Chemists use a variety of to predict bond angles and geometries in molecules.'In attempting to correlate these models with one another and with quantum theory, it might be useful to search out the simplest quantum mechanical model which can predict a bond angle, given some specific number of valence electrons, bonding and nonbonding, about a central atom in a molecule. A very simple model is here presented, and the results are compared with established trends. The wave function for N electron pair is a complicated function of 6 N variables, three for each electron, plus spins. If, however, electron-electron repulsions are neglected, this problem is exactly separable into one three-coordinate problem per electron, and one need only find the orbitals in three-dimensional space, doubly occupy those of lowest energy, and sum the resulting electron energies to get a total energy for the system. If, in addition, we confine our attention to the plane in which the bond lies, and to one typical radius in that plane, we can hold two of the usual three spherical polar coordinates constant and study a function of only one angular variable per electron. If the potential energy is not dependent on 4, for this problem (an electron on a circle) the Schroedinger equation has the familiar solutions: l o

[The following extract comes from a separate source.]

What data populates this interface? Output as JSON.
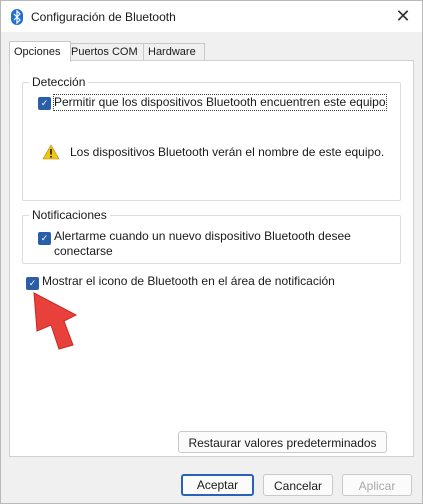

If, however, the central atom is bonded to two or more neighbors, the bond directions correspond to regions of lowered potential energy, in which these oscillating functions will have enhanced second derivatives. A computationally tractable limit is that in which this sharp curvature is concentrated at the bond direction. This corresponds to a 6 function in the potential energy, Le., the limit of a very narrow potential well the product of whose depth and width is a constant A. The resultant functions have a discontinuous first derivative at each bond, but elsewhere are made up of sinusoidal segments analogous to equations 1. For two bonds at angles 4 = CY and --a, %(@) =



[email protected] { N'N cosh cosh ak(n-6)




[email protected] { "Ns isinn aak(n--4)


-$s,k([email protected]);


akq { N'N cos cos ak(n-4)



0 < 6 < < d~ < 1p0 = -&,.i'l 0 < 6 < cy